From the records below, take each line where the string "上证指数" shows up and copy it.

Collected data:
******************************
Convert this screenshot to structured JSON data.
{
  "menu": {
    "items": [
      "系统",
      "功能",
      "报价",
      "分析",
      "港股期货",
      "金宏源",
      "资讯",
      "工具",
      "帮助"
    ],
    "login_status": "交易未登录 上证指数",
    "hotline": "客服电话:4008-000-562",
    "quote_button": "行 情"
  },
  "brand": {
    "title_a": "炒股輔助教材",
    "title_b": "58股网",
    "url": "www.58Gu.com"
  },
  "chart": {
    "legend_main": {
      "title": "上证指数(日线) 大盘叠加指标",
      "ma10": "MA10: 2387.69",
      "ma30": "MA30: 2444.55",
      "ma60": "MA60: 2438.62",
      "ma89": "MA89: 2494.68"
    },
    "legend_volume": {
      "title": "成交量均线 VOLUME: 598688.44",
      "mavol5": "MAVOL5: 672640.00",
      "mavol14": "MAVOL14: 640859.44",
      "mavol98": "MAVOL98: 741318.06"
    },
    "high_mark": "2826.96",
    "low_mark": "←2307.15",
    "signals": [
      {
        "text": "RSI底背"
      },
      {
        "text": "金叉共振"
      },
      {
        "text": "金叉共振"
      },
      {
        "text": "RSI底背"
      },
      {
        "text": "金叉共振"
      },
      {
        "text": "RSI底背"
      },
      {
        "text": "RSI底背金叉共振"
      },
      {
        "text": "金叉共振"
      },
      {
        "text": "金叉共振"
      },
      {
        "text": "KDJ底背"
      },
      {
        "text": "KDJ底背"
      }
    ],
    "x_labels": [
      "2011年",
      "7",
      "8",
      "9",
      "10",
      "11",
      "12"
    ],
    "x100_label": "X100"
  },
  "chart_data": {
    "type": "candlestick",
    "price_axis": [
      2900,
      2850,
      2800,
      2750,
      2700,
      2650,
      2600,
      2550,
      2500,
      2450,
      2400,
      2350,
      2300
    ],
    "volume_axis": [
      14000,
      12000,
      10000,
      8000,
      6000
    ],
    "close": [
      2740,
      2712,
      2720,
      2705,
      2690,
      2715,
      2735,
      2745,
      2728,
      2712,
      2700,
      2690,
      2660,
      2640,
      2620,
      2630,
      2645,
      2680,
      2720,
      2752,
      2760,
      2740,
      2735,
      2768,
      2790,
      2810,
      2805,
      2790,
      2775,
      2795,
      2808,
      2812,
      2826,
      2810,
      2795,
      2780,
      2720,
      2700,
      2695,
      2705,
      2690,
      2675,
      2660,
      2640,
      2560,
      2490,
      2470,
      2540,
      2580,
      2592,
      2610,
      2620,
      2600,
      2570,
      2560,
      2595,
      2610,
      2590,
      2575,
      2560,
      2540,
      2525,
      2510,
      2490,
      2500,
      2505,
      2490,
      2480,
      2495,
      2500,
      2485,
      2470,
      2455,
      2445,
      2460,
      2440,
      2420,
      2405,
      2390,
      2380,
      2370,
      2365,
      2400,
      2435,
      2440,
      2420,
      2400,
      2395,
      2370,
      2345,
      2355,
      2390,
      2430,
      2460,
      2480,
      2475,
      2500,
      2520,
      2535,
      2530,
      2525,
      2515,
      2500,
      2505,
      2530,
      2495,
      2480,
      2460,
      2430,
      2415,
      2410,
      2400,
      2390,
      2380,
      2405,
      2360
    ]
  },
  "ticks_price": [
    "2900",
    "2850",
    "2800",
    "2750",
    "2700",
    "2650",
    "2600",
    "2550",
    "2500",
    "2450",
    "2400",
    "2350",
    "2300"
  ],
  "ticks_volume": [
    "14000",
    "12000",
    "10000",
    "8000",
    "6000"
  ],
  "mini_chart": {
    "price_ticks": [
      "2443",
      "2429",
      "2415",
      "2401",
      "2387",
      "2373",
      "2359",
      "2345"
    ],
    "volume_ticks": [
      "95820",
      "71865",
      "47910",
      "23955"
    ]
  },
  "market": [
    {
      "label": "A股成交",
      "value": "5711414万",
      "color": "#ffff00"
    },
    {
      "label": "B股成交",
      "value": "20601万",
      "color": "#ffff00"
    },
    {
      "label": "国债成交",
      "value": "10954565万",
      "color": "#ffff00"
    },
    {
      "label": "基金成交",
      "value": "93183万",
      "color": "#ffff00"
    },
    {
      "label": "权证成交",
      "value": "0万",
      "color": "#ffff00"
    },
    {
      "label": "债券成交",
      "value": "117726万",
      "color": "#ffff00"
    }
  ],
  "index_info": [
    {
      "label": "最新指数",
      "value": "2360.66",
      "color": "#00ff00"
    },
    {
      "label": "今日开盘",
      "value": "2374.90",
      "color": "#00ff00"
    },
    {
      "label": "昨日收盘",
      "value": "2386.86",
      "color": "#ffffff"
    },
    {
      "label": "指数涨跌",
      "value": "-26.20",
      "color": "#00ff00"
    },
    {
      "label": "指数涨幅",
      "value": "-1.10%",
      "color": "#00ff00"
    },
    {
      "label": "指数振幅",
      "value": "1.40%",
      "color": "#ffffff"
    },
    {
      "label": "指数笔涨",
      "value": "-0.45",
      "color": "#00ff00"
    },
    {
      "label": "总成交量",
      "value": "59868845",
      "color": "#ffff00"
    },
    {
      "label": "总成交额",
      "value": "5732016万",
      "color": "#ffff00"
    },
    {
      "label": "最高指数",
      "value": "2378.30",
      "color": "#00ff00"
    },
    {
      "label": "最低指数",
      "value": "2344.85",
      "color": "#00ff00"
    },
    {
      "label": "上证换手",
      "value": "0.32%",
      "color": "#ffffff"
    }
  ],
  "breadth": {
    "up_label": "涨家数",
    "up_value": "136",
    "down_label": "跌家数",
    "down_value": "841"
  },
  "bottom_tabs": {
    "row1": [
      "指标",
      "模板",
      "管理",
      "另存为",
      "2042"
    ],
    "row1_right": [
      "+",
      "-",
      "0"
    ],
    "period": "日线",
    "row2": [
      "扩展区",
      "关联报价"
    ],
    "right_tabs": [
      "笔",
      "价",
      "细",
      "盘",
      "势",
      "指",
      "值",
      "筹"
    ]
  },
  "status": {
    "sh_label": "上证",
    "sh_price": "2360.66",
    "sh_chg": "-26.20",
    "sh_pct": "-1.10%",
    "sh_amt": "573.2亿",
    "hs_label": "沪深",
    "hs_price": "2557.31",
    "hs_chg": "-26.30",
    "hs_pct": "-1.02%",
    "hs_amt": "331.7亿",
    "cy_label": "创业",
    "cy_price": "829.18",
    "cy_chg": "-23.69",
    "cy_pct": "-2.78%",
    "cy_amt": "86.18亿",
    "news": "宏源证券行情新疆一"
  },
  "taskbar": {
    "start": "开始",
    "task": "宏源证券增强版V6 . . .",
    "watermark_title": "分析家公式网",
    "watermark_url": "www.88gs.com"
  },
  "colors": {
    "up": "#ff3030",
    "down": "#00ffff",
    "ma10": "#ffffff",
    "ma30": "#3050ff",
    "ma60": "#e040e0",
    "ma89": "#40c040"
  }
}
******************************
### [FINISHED TASK]
    "login_status": "交易未登录 上证指数",
      "title": "上证指数(日线) 大盘叠加指标",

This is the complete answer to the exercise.